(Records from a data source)

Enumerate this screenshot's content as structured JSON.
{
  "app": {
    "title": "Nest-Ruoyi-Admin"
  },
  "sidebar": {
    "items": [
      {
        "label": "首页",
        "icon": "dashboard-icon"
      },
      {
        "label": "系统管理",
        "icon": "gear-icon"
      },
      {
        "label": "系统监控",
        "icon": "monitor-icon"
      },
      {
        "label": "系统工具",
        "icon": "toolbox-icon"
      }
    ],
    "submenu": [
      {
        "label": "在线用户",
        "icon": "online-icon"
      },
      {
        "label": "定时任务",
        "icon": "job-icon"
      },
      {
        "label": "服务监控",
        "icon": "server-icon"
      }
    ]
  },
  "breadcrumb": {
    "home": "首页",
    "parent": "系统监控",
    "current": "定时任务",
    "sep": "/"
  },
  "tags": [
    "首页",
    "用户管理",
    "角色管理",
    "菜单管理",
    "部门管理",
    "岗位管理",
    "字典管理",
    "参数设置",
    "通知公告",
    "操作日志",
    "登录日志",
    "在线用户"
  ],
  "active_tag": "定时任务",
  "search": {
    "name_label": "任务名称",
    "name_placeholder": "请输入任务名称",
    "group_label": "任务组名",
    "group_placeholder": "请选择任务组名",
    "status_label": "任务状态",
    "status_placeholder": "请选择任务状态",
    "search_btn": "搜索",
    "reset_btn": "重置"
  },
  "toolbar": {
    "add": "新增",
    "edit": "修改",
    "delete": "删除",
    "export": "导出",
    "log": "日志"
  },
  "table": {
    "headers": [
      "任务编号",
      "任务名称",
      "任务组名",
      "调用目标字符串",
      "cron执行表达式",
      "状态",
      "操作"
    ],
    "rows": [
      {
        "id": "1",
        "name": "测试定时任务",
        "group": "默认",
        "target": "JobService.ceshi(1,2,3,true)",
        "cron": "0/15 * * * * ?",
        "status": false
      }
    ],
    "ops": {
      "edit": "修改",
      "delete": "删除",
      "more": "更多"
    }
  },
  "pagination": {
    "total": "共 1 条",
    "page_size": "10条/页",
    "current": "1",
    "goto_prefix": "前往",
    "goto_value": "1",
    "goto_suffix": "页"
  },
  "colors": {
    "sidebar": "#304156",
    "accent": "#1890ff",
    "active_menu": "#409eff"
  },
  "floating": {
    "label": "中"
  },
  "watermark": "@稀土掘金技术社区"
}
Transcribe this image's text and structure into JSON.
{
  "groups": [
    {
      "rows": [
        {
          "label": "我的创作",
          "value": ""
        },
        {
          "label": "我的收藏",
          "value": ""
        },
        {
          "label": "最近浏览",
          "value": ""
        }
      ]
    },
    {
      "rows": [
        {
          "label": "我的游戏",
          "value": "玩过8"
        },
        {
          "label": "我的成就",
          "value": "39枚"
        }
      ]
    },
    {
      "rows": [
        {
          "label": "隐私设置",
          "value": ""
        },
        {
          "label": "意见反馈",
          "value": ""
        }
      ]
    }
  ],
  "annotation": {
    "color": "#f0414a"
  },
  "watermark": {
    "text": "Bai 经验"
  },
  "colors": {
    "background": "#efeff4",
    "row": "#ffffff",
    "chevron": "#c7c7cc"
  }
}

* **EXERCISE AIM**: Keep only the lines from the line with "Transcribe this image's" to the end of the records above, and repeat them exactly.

* **WRITTEN ANSWER**:
Transcribe this image's text and structure into JSON.
{
  "groups": [
    {
      "rows": [
        {
          "label": "我的创作",
          "value": ""
        },
        {
          "label": "我的收藏",
          "value": ""
        },
        {
          "label": "最近浏览",
          "value": ""
        }
      ]
    },
    {
      "rows": [
        {
          "label": "我的游戏",
          "value": "玩过8"
        },
        {
          "label": "我的成就",
          "value": "39枚"
        }
      ]
    },
    {
      "rows": [
        {
          "label": "隐私设置",
          "value": ""
        },
        {
          "label": "意见反馈",
          "value": ""
        }
      ]
    }
  ],
  "annotation": {
    "color": "#f0414a"
  },
  "watermark": {
    "text": "Bai 经验"
  },
  "colors": {
    "background": "#efeff4",
    "row": "#ffffff",
    "chevron": "#c7c7cc"
  }
}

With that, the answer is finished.